▶ Extracted records:
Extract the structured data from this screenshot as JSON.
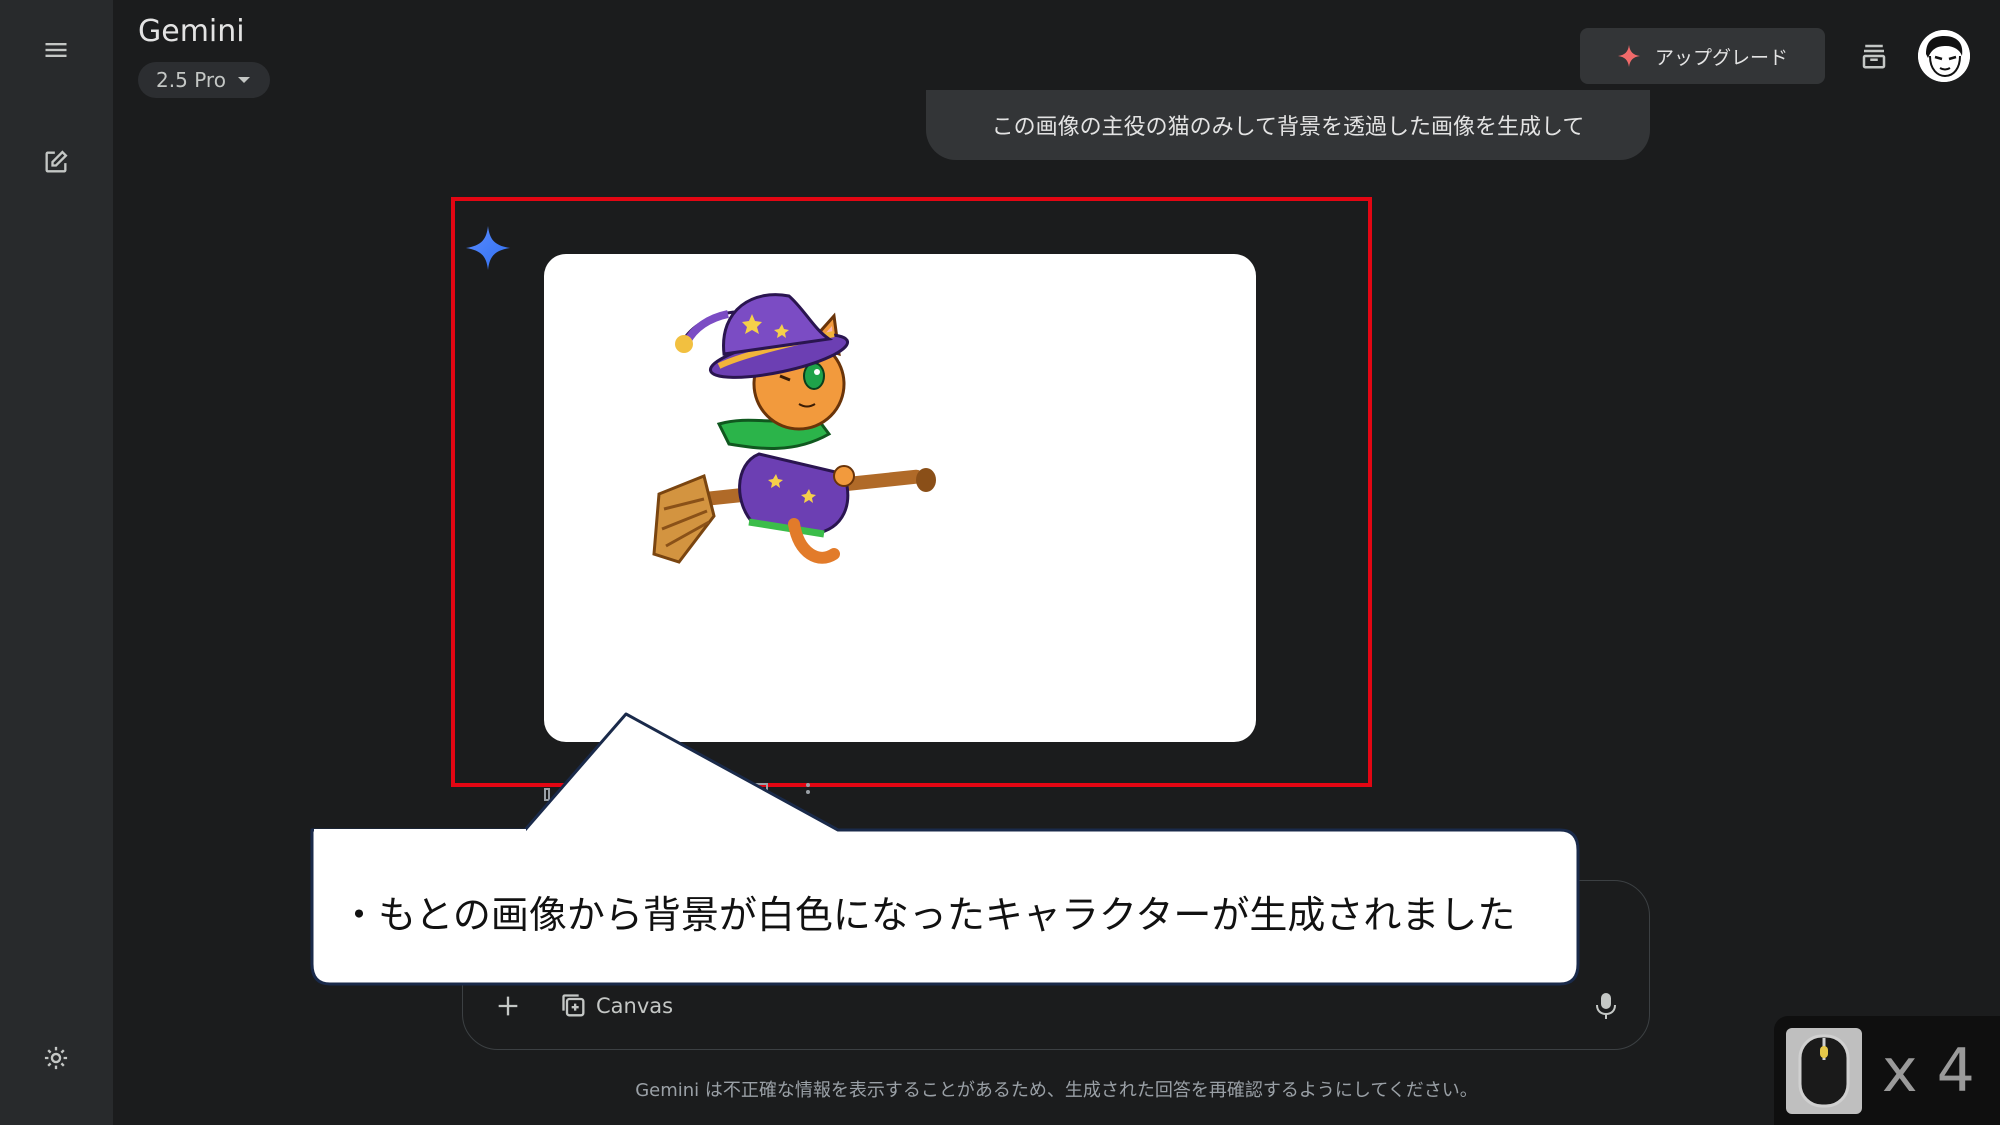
{
  "app": {
    "title": "Gemini",
    "model": "2.5 Pro"
  },
  "header": {
    "upgrade_label": "アップグレード"
  },
  "chat": {
    "user_prompt": "この画像の主役の猫のみして背景を透過した画像を生成して"
  },
  "composer": {
    "canvas_label": "Canvas"
  },
  "disclaimer": "Gemini は不正確な情報を表示することがあるため、生成された回答を再確認するようにしてください。",
  "annotation": {
    "callout_text": "・もとの画像から背景が白色になったキャラクターが生成されました",
    "click_count": "x 4"
  },
  "colors": {
    "background": "#1b1c1d",
    "sidebar": "#282a2c",
    "highlight": "#e30613",
    "gemini_blue": "#4285f4",
    "upgrade_spark": "#f06a6a"
  },
  "icons": {
    "menu": "hamburger-menu-icon",
    "new_chat": "edit-icon",
    "settings": "gear-icon",
    "archive": "archive-icon",
    "plus": "plus-icon",
    "canvas": "canvas-icon",
    "mic": "microphone-icon",
    "spark": "sparkle-icon",
    "mouse": "mouse-icon"
  }
}
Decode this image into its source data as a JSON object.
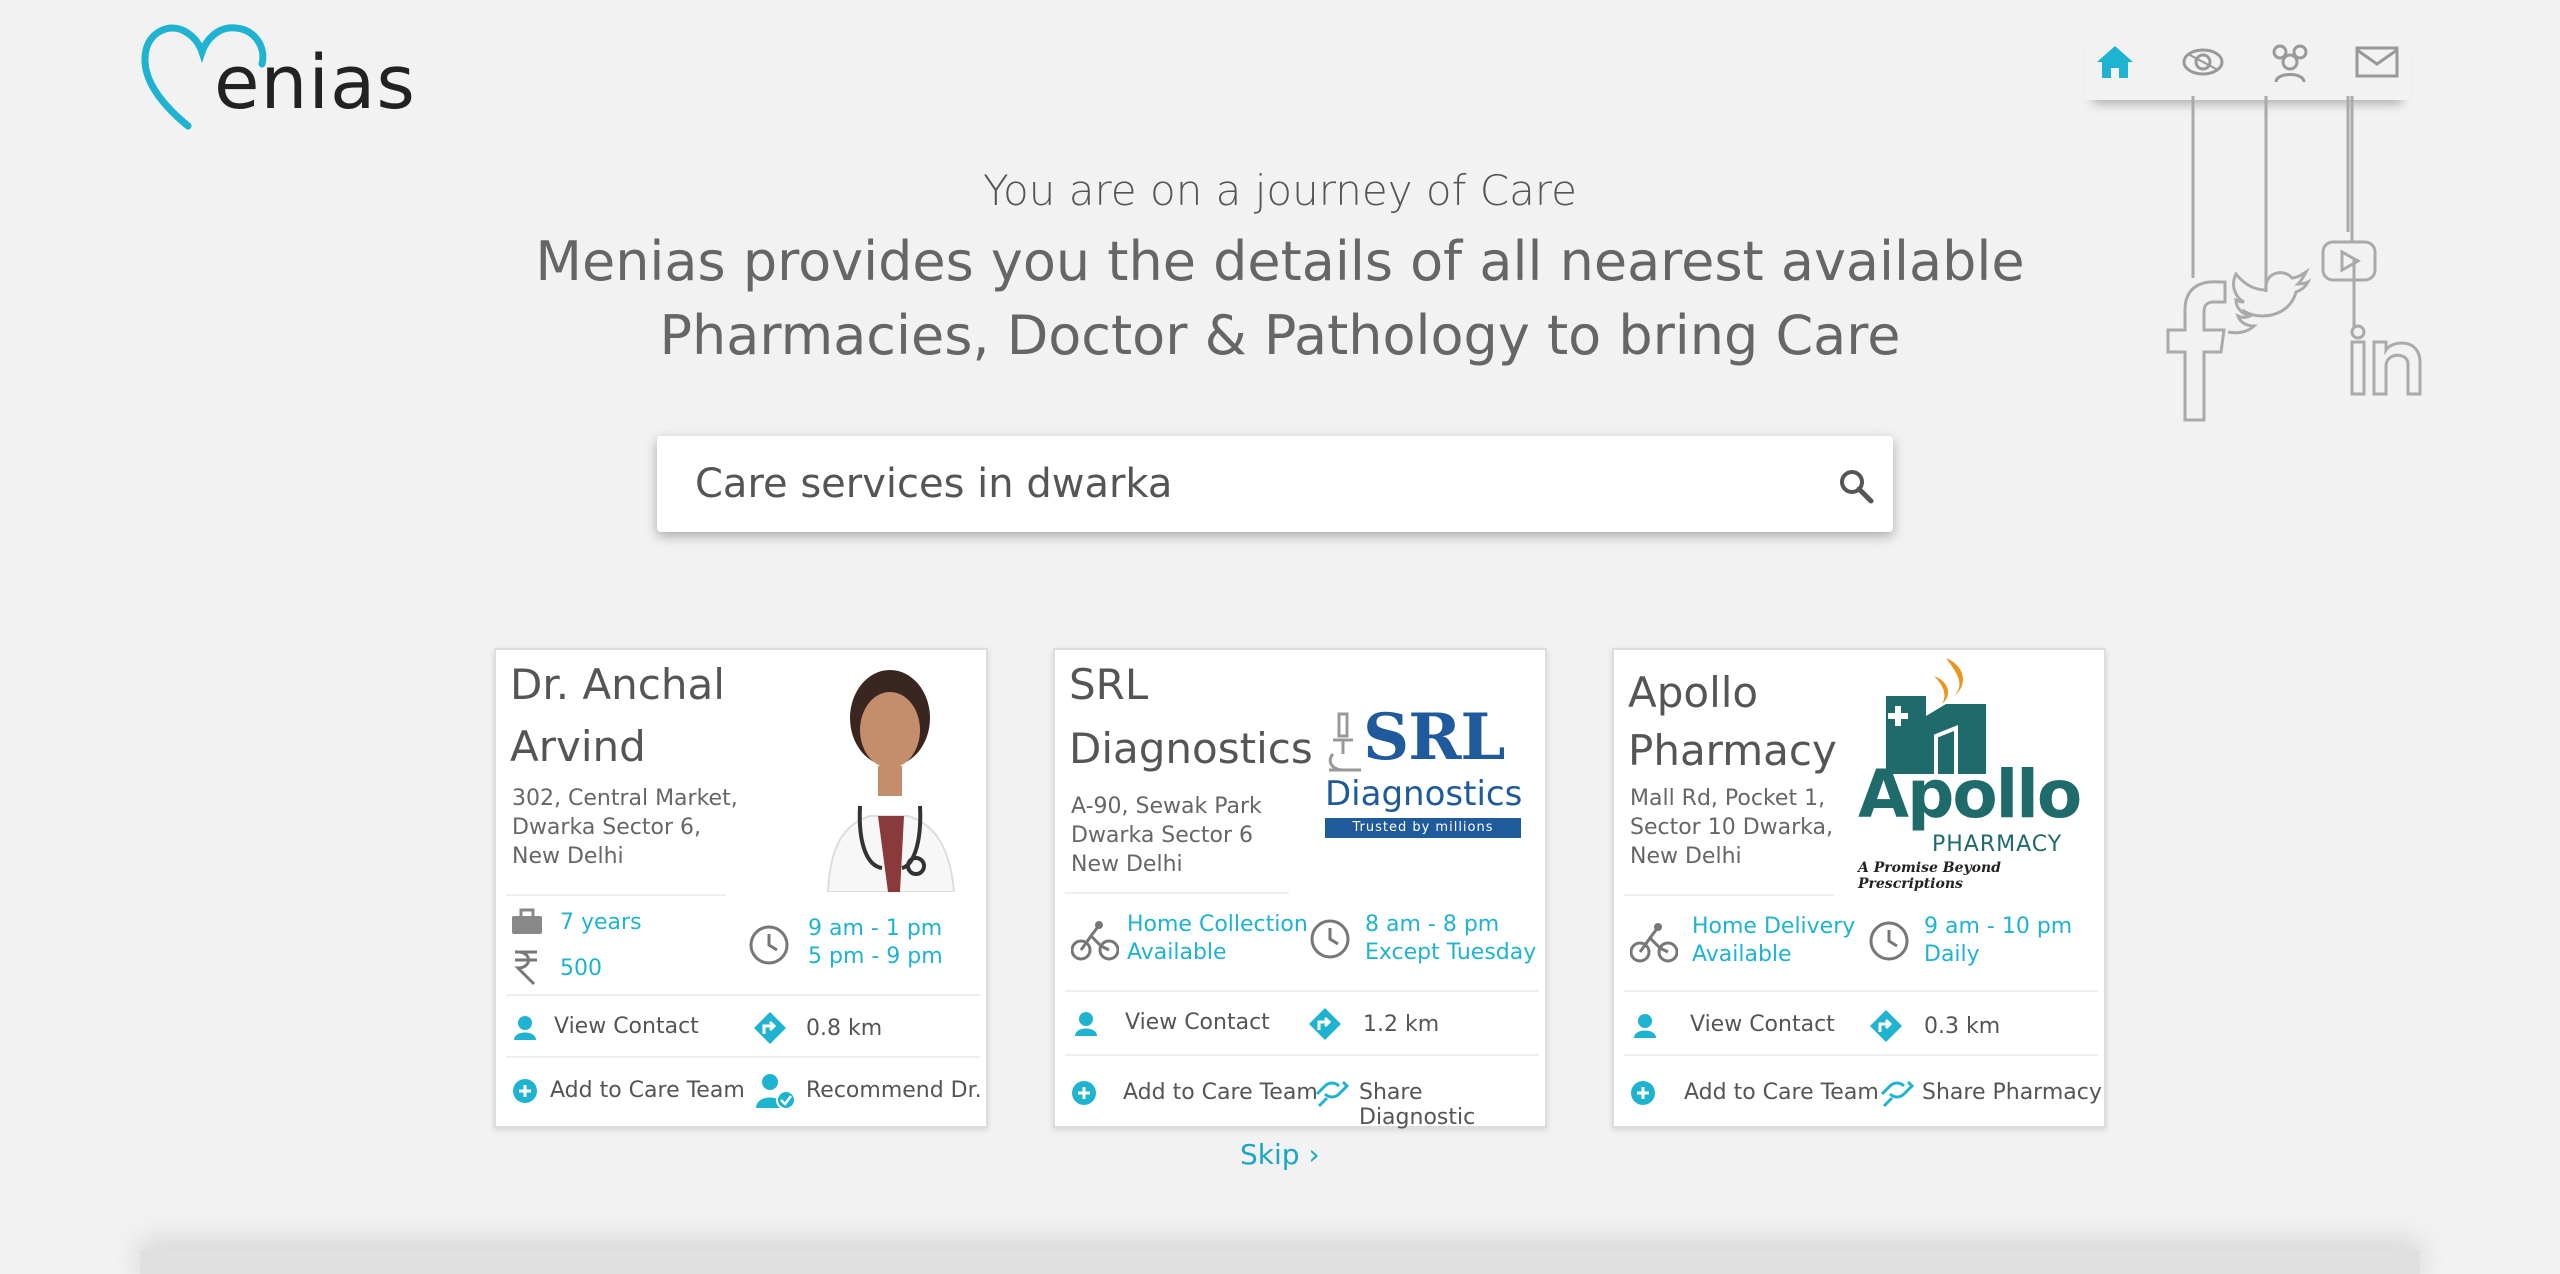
{
  "brand": {
    "name": "enias",
    "accent": "#1fb3d2"
  },
  "nav": {
    "items": [
      "home-icon",
      "eye-icon",
      "group-icon",
      "mail-icon"
    ]
  },
  "social": {
    "items": [
      "facebook-icon",
      "twitter-icon",
      "youtube-icon",
      "linkedin-icon"
    ]
  },
  "hero": {
    "tagline": "You are on a journey of Care",
    "line1": "Menias provides you the details of all nearest available",
    "line2": "Pharmacies, Doctor & Pathology to bring Care"
  },
  "search": {
    "value": "Care services in dwarka"
  },
  "cards": [
    {
      "title1": "Dr. Anchal",
      "title2": "Arvind",
      "addr1": "302, Central Market,",
      "addr2": "Dwarka Sector 6,",
      "addr3": "New Delhi",
      "experience": "7 years",
      "fee": "500",
      "hours1": "9 am - 1 pm",
      "hours2": "5 pm - 9 pm",
      "contact": "View Contact",
      "distance": "0.8 km",
      "add": "Add to Care Team",
      "action": "Recommend Dr."
    },
    {
      "title1": "SRL",
      "title2": "Diagnostics",
      "addr1": "A-90, Sewak Park",
      "addr2": "Dwarka Sector 6",
      "addr3": "New Delhi",
      "service1": "Home Collection",
      "service2": "Available",
      "hours1": "8 am - 8 pm",
      "hours2": "Except Tuesday",
      "contact": "View Contact",
      "distance": "1.2 km",
      "add": "Add to Care Team",
      "action": "Share Diagnostic",
      "logo_main": "SRL",
      "logo_sub": "Diagnostics",
      "logo_strip": "Trusted by millions"
    },
    {
      "title1": "Apollo",
      "title2": "Pharmacy",
      "addr1": "Mall Rd, Pocket 1,",
      "addr2": "Sector 10 Dwarka,",
      "addr3": "New Delhi",
      "service1": "Home Delivery",
      "service2": "Available",
      "hours1": "9 am - 10 pm",
      "hours2": "Daily",
      "contact": "View Contact",
      "distance": "0.3 km",
      "add": "Add to Care Team",
      "action": "Share Pharmacy",
      "logo_main": "Apollo",
      "logo_sub": "PHARMACY",
      "logo_tag": "A Promise Beyond Prescriptions"
    }
  ],
  "skip": {
    "label": "Skip ›"
  }
}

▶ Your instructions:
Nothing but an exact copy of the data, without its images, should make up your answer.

▶ Solution below:
Extract the structured data from this screenshot as JSON.
{
  "app": {
    "title": "Gemini",
    "model": "2.5 Pro"
  },
  "header": {
    "upgrade_label": "アップグレード"
  },
  "chat": {
    "user_prompt": "この画像の主役の猫のみして背景を透過した画像を生成して"
  },
  "composer": {
    "canvas_label": "Canvas"
  },
  "disclaimer": "Gemini は不正確な情報を表示することがあるため、生成された回答を再確認するようにしてください。",
  "annotation": {
    "callout_text": "・もとの画像から背景が白色になったキャラクターが生成されました",
    "click_count": "x 4"
  },
  "colors": {
    "background": "#1b1c1d",
    "sidebar": "#282a2c",
    "highlight": "#e30613",
    "gemini_blue": "#4285f4",
    "upgrade_spark": "#f06a6a"
  },
  "icons": {
    "menu": "hamburger-menu-icon",
    "new_chat": "edit-icon",
    "settings": "gear-icon",
    "archive": "archive-icon",
    "plus": "plus-icon",
    "canvas": "canvas-icon",
    "mic": "microphone-icon",
    "spark": "sparkle-icon",
    "mouse": "mouse-icon"
  }
}
Decode this image into its source data as a JSON object.
{
  "brand": {
    "name": "enias",
    "accent": "#1fb3d2"
  },
  "nav": {
    "items": [
      "home-icon",
      "eye-icon",
      "group-icon",
      "mail-icon"
    ]
  },
  "social": {
    "items": [
      "facebook-icon",
      "twitter-icon",
      "youtube-icon",
      "linkedin-icon"
    ]
  },
  "hero": {
    "tagline": "You are on a journey of Care",
    "line1": "Menias provides you the details of all nearest available",
    "line2": "Pharmacies, Doctor & Pathology to bring Care"
  },
  "search": {
    "value": "Care services in dwarka"
  },
  "cards": [
    {
      "title1": "Dr. Anchal",
      "title2": "Arvind",
      "addr1": "302, Central Market,",
      "addr2": "Dwarka Sector 6,",
      "addr3": "New Delhi",
      "experience": "7 years",
      "fee": "500",
      "hours1": "9 am - 1 pm",
      "hours2": "5 pm - 9 pm",
      "contact": "View Contact",
      "distance": "0.8 km",
      "add": "Add to Care Team",
      "action": "Recommend Dr."
    },
    {
      "title1": "SRL",
      "title2": "Diagnostics",
      "addr1": "A-90, Sewak Park",
      "addr2": "Dwarka Sector 6",
      "addr3": "New Delhi",
      "service1": "Home Collection",
      "service2": "Available",
      "hours1": "8 am - 8 pm",
      "hours2": "Except Tuesday",
      "contact": "View Contact",
      "distance": "1.2 km",
      "add": "Add to Care Team",
      "action": "Share Diagnostic",
      "logo_main": "SRL",
      "logo_sub": "Diagnostics",
      "logo_strip": "Trusted by millions"
    },
    {
      "title1": "Apollo",
      "title2": "Pharmacy",
      "addr1": "Mall Rd, Pocket 1,",
      "addr2": "Sector 10 Dwarka,",
      "addr3": "New Delhi",
      "service1": "Home Delivery",
      "service2": "Available",
      "hours1": "9 am - 10 pm",
      "hours2": "Daily",
      "contact": "View Contact",
      "distance": "0.3 km",
      "add": "Add to Care Team",
      "action": "Share Pharmacy",
      "logo_main": "Apollo",
      "logo_sub": "PHARMACY",
      "logo_tag": "A Promise Beyond Prescriptions"
    }
  ],
  "skip": {
    "label": "Skip ›"
  }
}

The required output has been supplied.